According to a family friend who asked not to be identified, the boys’ father had taken his sons to Libya in mid-April and confiscated their passports so they couldn’t return to the UK where they’d been in trouble with gangs. Abedi got his passport back after telling his father he was going on a pilgrimage to Saudi Arabia, but returned to England instead.
In Libya, Abedi’s brother — identified as 20-year-old Hashim Ramadan Abu Qassem al-Abedi — was arrested Tuesday night on suspicion of links to ISIS, according to a statement from a Tripoli militia known as the Special Deterrence Force. The militia, aligned with the Libyan government, said that the younger Abedi was allegedly planning a terror attack in Libya when arrested. CNN has not been able to independently verify the details from the militia.
UK holds moment of silence
Identification of the 22 victims continues — as of Thursday afternoon local time 18 people who died in the blast had been named.
The family of 14-year-old Eilidh MacLeod released a statement through the police that spoke of their “devastation”. “Eilidh was vivacious and full of fun. She loved all music whether it was listening to Ariana or playing the bagpipes with her pipe band,” it said.
The grandfather of another teenage victim Sorrell Leczkowski, said he was “absolutely heartbroken” to confirm that she had died. “Sorrell was only 14, but she was our rock, she kept us all grounded. She was such a clever, talented, creative girl, there was nothing she couldn’t do,” said Michael Healy. Sorrell’s mother and grandmother were both injured, he said.
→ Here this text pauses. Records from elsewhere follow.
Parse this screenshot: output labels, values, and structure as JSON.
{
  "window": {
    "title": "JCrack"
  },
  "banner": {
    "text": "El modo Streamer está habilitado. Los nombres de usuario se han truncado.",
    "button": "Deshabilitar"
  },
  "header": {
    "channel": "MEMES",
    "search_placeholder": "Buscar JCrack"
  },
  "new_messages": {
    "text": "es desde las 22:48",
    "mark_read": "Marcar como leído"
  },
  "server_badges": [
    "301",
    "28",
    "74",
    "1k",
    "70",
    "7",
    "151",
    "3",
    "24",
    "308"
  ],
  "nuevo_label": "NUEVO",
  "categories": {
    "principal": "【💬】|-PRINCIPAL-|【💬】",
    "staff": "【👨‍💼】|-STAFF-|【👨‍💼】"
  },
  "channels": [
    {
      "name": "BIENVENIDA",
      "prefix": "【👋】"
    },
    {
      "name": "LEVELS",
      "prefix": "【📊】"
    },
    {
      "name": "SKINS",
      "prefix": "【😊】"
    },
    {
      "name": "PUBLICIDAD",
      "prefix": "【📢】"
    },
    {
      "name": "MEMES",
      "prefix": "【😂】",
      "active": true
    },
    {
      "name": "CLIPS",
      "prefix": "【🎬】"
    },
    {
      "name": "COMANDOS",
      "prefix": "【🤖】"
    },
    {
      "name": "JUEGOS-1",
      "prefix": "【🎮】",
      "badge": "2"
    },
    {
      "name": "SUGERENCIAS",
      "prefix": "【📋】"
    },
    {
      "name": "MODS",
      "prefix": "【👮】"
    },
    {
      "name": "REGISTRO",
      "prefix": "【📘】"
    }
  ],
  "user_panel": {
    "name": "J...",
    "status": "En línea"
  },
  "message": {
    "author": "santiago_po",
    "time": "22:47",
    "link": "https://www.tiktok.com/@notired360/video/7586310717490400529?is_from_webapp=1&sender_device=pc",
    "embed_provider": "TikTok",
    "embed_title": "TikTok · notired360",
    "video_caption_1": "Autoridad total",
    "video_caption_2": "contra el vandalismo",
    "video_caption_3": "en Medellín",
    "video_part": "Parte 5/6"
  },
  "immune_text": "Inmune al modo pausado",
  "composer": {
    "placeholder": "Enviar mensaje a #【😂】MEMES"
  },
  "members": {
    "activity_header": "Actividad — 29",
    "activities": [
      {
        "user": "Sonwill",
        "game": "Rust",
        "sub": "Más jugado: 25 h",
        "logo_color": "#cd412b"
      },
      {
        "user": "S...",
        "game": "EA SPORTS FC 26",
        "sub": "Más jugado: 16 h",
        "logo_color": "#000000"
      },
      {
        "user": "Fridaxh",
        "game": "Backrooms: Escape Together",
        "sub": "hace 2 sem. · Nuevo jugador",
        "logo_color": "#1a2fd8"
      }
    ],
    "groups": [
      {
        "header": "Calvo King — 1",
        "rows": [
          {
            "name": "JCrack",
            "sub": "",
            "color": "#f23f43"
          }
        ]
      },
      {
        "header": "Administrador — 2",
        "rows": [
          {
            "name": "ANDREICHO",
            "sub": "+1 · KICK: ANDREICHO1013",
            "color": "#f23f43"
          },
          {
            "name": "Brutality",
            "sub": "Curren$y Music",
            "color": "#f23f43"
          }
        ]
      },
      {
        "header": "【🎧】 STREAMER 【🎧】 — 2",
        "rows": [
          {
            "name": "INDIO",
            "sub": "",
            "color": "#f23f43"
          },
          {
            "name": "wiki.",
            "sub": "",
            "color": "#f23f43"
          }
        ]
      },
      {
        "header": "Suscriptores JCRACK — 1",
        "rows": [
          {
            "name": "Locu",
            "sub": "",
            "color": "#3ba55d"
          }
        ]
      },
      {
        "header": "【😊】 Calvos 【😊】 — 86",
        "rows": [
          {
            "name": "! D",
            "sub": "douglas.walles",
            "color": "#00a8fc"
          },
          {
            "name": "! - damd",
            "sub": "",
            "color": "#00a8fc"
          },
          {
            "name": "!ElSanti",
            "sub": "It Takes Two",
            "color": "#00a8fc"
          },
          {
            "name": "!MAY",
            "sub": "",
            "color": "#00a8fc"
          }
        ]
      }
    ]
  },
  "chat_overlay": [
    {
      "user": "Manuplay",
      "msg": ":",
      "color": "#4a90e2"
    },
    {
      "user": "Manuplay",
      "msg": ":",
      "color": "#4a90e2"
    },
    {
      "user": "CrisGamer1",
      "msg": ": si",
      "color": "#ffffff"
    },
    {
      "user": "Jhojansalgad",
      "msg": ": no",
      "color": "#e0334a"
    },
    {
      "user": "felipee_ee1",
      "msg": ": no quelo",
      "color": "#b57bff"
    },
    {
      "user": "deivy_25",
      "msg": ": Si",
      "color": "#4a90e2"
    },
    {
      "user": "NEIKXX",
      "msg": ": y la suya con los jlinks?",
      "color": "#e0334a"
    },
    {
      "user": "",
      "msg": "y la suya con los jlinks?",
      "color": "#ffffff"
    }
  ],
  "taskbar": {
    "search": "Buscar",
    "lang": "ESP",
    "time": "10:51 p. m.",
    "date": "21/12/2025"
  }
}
Queen Elizabeth II visited the Manchester Royal Infirmary and Children’s Hospital, where some of the wounded from Monday’s bombing are being treated. Speaking to the father of an injured girl by her hospital bed, the queen said the attack was a “a very wicked thing.”
Manchester hospitals are still treating 75 people in the aftermath of Monday’s bombing attack, including 23 in critical care, according to a statement from NHS England on Thursday.
A moment of silence was held Thursday morning as the United Kingdom continued to come to terms with its worst terror attack since the 2005 London bombings.
Crowds who had gathered in Manchester’s St Ann’s Square, where banks of flowers and balloons have been left in tribute to the victims, bowed their heads for the solemn moment before breaking into spontaneous applause.
Elsewhere, as the clock struck 11 a.m., cyclists dismounted, people stopped in their tracks on street corners and workers came out of local businesses to stand together in clusters, all bowing their heads in remembrance.
On Wednesday night, a win for soccer side Manchester United in the Europa League final in Stockholm was dedicated to the victims.